(Interface dataset entries)
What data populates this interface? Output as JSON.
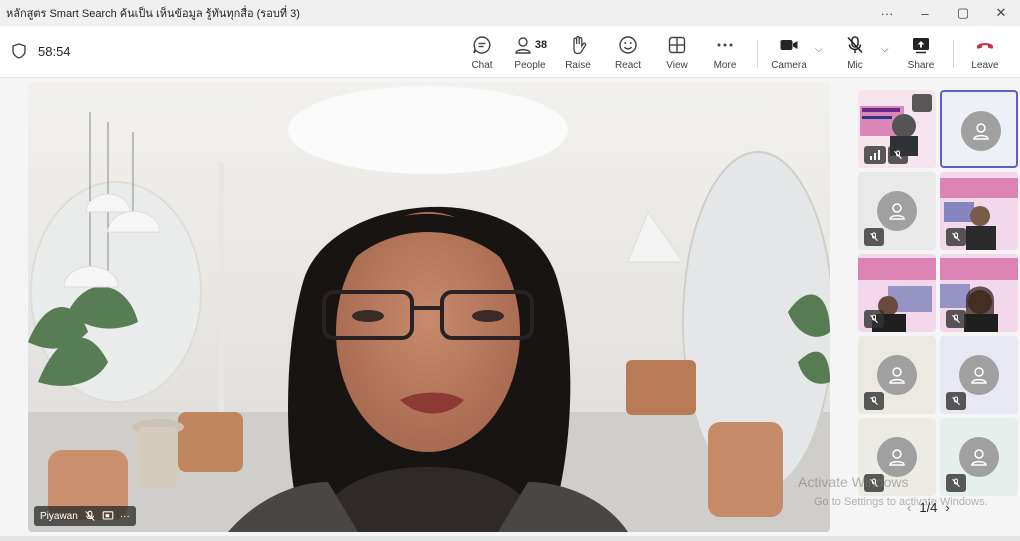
{
  "window": {
    "title": "หลักสูตร Smart Search ค้นเป็น เห็นข้อมูล รู้ทันทุกสื่อ (รอบที่ 3)",
    "controls": [
      "···",
      "–",
      "▢",
      "✕"
    ]
  },
  "toolbar": {
    "timer": "58:54",
    "chat_label": "Chat",
    "people_label": "People",
    "people_count": "38",
    "raise_label": "Raise",
    "react_label": "React",
    "view_label": "View",
    "more_label": "More",
    "camera_label": "Camera",
    "mic_label": "Mic",
    "share_label": "Share",
    "leave_label": "Leave"
  },
  "stage": {
    "participant_name": "Piyawan",
    "more_glyph": "···"
  },
  "gallery": {
    "page": "1/4",
    "prev": "‹",
    "next": "›"
  },
  "watermark": {
    "line1": "Activate Windows",
    "line2": "Go to Settings to activate Windows."
  },
  "colors": {
    "leave": "#c4314b",
    "active_border": "#5b5fc7"
  }
}
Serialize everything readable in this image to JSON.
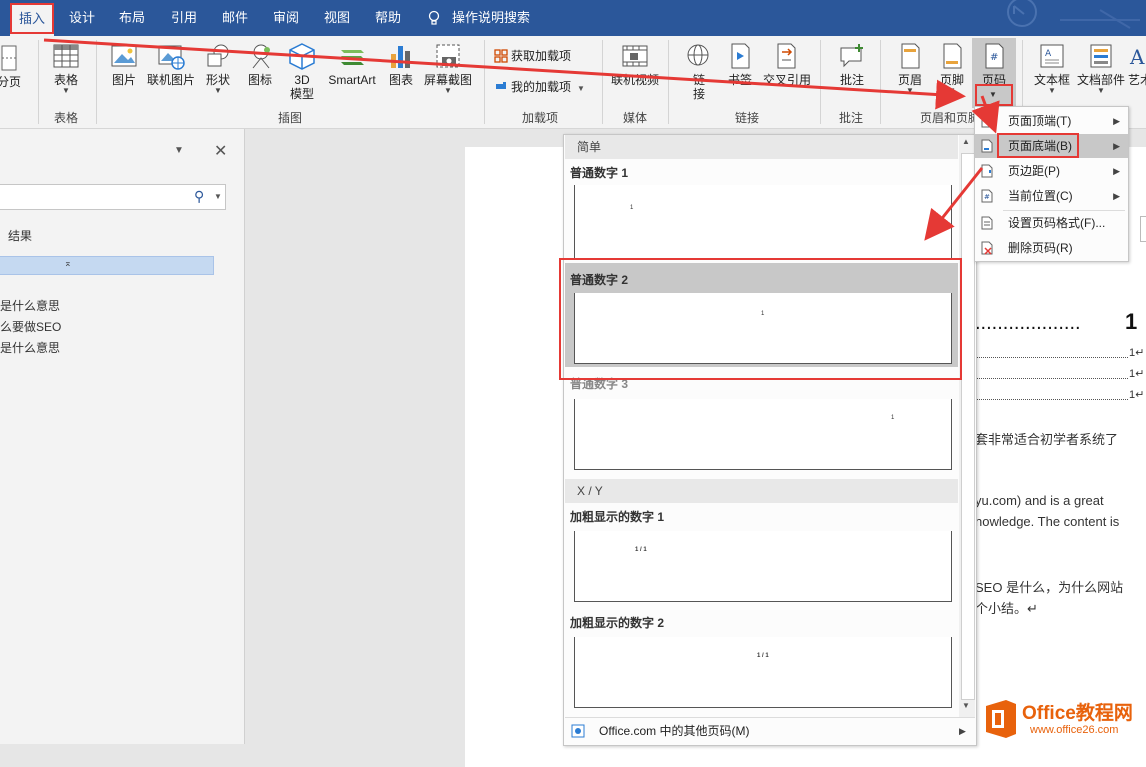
{
  "tabs": [
    "插入",
    "设计",
    "布局",
    "引用",
    "邮件",
    "审阅",
    "视图",
    "帮助"
  ],
  "tell_me": "操作说明搜索",
  "ribbon": {
    "partial_left": "分页",
    "table": "表格",
    "picture": "图片",
    "online_picture": "联机图片",
    "shapes": "形状",
    "icons": "图标",
    "model_3d": "3D\n模型",
    "smartart": "SmartArt",
    "chart": "图表",
    "screenshot": "屏幕截图",
    "get_addins": "获取加载项",
    "my_addins": "我的加载项",
    "online_video": "联机视频",
    "link": "链\n接",
    "bookmark": "书签",
    "cross_ref": "交叉引用",
    "comment": "批注",
    "header": "页眉",
    "footer": "页脚",
    "page_number": "页码",
    "textbox": "文本框",
    "quick_parts": "文档部件",
    "wordart": "艺术",
    "groups": {
      "table": "表格",
      "illustrations": "插图",
      "addins": "加载项",
      "media": "媒体",
      "links": "链接",
      "comments": "批注",
      "header_footer": "页眉和页脚"
    }
  },
  "nav": {
    "results": "结果",
    "items": [
      "是什么意思",
      "么要做SEO",
      "是什么意思"
    ],
    "search_placeholder": ""
  },
  "gallery": {
    "section_simple": "简单",
    "section_xy": "X / Y",
    "plain1": "普通数字 1",
    "plain2": "普通数字 2",
    "plain3": "普通数字 3",
    "bold1": "加粗显示的数字 1",
    "bold2": "加粗显示的数字 2",
    "num": "1",
    "xy": "1 / 1",
    "footer": "Office.com 中的其他页码(M)"
  },
  "submenu": {
    "items": [
      "页面顶端(T)",
      "页面底端(B)",
      "页边距(P)",
      "当前位置(C)",
      "设置页码格式(F)...",
      "删除页码(R)"
    ]
  },
  "doc": {
    "toc_big": "1",
    "toc_small": [
      "1↵",
      "1↵",
      "1↵"
    ],
    "lines": [
      "套非常适合初学者系统了",
      "yu.com) and is a great",
      "nowledge. The content is",
      "SEO 是什么，为什么网站",
      "个小结。↵"
    ]
  },
  "watermark": {
    "brand": "Office教程网",
    "url": "www.office26.com"
  },
  "colors": {
    "ribbon_blue": "#2b579a",
    "highlight_red": "#e53935",
    "selected_gray": "#c8c8c8"
  }
}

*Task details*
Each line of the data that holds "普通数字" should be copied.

*Output for this task*
    "plain1": "普通数字 1",
    "plain2": "普通数字 2",
    "plain3": "普通数字 3",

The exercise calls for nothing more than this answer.